Get access to the full version of this content by using one of the access options below. (Log in options will check for institutional or personal access. Content may require purchase if you do not have access.)

References

1984
Calabresi, GuidoSome Thoughts on Risk Distribution and the Law of Torts 90 1961
Keating, Gregory C.The Theory of Enterprise Liability and Common Law Strict Liability 54 2001
Sunstein, Cass R.On the Expressive Function of Law 144 2026 1996
McAdams, RichardThe Origin, Development, and Regulation of Norms 96 1997
Posner, Richard A.Rational Choice, Behavioral Economics, and the Law 50 1998
Korobkin, Russell B.Ulen, Thomas S.Law and Behavioral Science: Removing the Rationality Assumption from Law and Economics 88 2000
Pollard, Deana A.Sex Torts 91 819 2007
Kahan, Dan M.Social Influence, Social Meaning, and Deterrence 83 377 1997
Durrant, Joan E.19 1996
1965
Pollard, Deana A.Implicit Bias and Self-Critical Analysis: The Case for a Qualified Evidentiary Equal Employment Opportunity Privilege 74 922 1999
Ward, Russell A.Typifications of Homosexuals 20 1979
1992
Green, Tristin K.Discrimination In Workplace Dynamics: Toward A Structural Account of Disparate Treatment Theory 38 2003
1978
Bertrand, MarianneMullainathan, SendhilAre Emily and Greg More Employable than Lakisha and Jamal? A Field Experiment on Labor Market Discrimination 94 2004
Lawrence III, CharlesUnconscious Racism Revisited: Reflections on the Impact and Origins of “The Id, The Ego, and Equal Protection,” 40 957 2008
1950
1955
Tversky, AmosKahneman, DanielAvailability: A Heuristic for Judging Frequency and Probability 5 207 1973
1957
1979
Delgado, RichardWords that Wound: A Tort Action for Racial Insults, Epithets, and Name-Calling 17 1982
Kagan, ElenaRegulation of Hate Speech After R.A.V 60 1993

Send book to Kindle

To send this book to your Kindle, first ensure no-reply@cambridge.org is added to your Approved Personal Document E-mail List under your Personal Document Settings on the Manage Your Content and Devices page of your Amazon account. Then enter the ‘name’ part of your Kindle email address below. Find out more about sending to your Kindle.

Note you can select to send to either the @free.kindle.com or @kindle.com variations. ‘@free.kindle.com’ emails are free but can only be sent to your device when it is connected to wi-fi. ‘@kindle.com’ emails can be delivered even when you are not connected to wi-fi, but note that service fees apply.

Find out more about the Kindle Personal Document Service.

Available formats
×

Send book to Dropbox

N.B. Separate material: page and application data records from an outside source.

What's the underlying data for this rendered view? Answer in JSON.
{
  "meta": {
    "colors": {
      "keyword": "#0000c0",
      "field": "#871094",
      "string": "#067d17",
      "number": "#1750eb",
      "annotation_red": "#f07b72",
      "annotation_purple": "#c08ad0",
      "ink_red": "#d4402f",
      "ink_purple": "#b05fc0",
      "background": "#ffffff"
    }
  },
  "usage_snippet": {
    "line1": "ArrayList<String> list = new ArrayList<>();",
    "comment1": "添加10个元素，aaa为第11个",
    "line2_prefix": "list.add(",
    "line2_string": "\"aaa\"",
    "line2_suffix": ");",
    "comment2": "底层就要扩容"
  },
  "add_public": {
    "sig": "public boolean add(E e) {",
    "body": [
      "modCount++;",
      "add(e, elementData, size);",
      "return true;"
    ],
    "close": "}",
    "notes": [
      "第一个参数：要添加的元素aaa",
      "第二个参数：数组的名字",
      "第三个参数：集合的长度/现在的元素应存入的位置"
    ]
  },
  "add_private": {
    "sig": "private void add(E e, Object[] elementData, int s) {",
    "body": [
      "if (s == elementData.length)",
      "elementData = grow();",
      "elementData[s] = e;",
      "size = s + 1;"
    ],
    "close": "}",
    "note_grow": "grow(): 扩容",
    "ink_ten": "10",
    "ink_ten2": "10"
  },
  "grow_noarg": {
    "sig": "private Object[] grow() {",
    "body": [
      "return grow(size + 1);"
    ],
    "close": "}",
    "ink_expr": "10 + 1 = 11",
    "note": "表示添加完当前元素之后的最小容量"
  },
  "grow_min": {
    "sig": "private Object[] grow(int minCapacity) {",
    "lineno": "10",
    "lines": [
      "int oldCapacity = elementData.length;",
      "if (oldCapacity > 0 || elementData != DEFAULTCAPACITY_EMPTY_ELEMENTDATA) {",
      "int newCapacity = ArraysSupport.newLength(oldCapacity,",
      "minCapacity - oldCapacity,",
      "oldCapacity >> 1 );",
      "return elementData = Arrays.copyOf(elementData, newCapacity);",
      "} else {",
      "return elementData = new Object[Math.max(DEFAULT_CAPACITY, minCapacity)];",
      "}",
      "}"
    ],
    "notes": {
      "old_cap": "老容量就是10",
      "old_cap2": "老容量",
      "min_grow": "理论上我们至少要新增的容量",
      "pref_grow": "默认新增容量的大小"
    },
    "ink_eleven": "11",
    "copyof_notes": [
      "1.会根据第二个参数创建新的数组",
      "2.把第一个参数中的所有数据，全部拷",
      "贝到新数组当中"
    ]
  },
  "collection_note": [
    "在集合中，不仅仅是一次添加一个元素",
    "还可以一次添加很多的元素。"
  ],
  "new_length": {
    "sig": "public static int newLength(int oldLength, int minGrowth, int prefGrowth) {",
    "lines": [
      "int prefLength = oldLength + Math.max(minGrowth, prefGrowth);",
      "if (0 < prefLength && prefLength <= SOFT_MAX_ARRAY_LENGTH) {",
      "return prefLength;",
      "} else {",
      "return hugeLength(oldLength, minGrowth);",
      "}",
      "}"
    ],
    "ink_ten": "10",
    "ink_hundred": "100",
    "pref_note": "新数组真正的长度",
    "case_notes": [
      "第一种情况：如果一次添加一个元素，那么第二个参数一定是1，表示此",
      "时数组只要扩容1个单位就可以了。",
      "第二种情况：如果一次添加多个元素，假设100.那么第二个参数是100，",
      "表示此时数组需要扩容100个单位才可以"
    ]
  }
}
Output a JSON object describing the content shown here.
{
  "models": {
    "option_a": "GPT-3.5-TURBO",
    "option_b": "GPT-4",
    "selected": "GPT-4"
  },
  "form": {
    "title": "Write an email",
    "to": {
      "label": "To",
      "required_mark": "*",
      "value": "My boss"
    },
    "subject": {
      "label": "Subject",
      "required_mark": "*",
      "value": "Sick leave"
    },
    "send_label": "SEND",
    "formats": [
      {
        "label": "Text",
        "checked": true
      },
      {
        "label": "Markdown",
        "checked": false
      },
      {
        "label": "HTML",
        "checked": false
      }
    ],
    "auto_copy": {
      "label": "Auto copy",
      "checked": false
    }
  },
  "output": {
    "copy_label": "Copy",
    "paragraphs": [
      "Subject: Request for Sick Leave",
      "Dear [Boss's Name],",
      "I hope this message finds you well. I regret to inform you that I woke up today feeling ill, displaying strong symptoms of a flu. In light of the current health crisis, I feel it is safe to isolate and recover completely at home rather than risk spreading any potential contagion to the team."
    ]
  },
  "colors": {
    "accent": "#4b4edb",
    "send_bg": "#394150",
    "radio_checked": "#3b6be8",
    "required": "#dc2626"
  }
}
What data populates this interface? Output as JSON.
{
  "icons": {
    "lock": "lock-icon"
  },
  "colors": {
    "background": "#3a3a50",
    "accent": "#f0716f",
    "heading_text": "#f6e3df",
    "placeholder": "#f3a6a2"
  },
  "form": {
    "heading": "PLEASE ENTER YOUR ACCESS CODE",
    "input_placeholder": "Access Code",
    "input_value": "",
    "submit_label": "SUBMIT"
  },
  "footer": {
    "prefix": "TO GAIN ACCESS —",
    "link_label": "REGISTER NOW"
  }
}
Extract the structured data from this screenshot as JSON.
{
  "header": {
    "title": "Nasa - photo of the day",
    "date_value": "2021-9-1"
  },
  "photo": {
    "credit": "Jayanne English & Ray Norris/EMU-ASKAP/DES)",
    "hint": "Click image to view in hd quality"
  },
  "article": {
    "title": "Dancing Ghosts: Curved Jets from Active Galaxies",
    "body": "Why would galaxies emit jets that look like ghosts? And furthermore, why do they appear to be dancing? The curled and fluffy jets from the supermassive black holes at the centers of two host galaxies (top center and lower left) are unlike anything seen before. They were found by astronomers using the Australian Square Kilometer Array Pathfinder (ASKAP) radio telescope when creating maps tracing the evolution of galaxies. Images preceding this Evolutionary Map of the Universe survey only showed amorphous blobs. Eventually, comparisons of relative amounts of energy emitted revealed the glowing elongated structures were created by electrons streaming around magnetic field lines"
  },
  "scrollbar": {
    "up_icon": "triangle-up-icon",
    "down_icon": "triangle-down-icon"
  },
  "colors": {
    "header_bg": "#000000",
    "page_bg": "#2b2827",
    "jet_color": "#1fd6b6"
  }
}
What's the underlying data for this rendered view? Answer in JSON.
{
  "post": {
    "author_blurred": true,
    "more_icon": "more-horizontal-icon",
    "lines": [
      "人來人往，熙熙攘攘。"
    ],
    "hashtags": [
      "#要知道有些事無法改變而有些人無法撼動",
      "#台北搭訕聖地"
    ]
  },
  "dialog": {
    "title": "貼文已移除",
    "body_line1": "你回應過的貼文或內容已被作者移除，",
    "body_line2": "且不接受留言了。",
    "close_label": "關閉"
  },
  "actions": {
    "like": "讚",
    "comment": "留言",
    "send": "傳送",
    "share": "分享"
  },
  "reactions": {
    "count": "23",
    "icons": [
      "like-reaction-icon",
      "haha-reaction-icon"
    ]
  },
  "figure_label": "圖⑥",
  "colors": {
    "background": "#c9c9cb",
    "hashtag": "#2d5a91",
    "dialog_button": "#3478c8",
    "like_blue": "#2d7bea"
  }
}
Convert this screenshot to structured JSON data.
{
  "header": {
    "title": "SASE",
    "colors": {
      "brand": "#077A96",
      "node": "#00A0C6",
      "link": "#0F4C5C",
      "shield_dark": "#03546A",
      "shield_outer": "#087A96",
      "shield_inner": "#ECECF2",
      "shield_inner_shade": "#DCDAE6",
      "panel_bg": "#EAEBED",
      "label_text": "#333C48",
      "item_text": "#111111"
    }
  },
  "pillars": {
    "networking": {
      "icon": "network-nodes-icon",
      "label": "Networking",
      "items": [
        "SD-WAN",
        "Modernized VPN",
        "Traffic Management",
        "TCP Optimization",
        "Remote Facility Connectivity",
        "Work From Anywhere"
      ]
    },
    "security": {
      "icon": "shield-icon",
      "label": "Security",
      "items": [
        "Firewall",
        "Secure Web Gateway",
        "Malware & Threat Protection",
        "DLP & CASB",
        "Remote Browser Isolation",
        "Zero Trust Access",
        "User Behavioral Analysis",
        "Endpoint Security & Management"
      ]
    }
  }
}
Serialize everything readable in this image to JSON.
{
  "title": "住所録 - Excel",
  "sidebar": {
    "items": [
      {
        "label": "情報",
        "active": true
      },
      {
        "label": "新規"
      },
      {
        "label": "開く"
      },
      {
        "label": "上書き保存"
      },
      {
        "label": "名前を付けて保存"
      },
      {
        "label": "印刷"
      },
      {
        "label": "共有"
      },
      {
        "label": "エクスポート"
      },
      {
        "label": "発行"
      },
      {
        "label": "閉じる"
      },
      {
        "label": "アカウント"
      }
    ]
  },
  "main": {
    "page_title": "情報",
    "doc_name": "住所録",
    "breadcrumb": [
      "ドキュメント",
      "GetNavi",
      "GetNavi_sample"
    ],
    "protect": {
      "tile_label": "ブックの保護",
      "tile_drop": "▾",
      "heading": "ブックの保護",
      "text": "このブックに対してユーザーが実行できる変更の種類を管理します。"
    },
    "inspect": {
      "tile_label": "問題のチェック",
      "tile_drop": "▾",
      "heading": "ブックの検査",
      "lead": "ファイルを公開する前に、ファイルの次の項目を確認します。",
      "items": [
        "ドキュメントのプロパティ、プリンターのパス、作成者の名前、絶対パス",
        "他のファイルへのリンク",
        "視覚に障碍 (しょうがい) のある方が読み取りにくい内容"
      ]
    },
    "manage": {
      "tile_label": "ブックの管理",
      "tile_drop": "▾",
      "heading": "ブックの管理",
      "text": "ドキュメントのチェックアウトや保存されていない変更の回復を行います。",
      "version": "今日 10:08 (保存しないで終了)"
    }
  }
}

To send content items to your account, please confirm that you agree to abide by our usage policies. If this is the first time you use this feature, you will be asked to authorise Cambridge Core to connect with your account. Find out more about sending content to Dropbox.

Available formats
×

Send book to Google Drive

To send content items to your account, please confirm that you agree to abide by our usage policies. If this is the first time you use this feature, you will be asked to authorise Cambridge Core to connect with your account. Find out more about sending content to Google Drive.

Available formats
×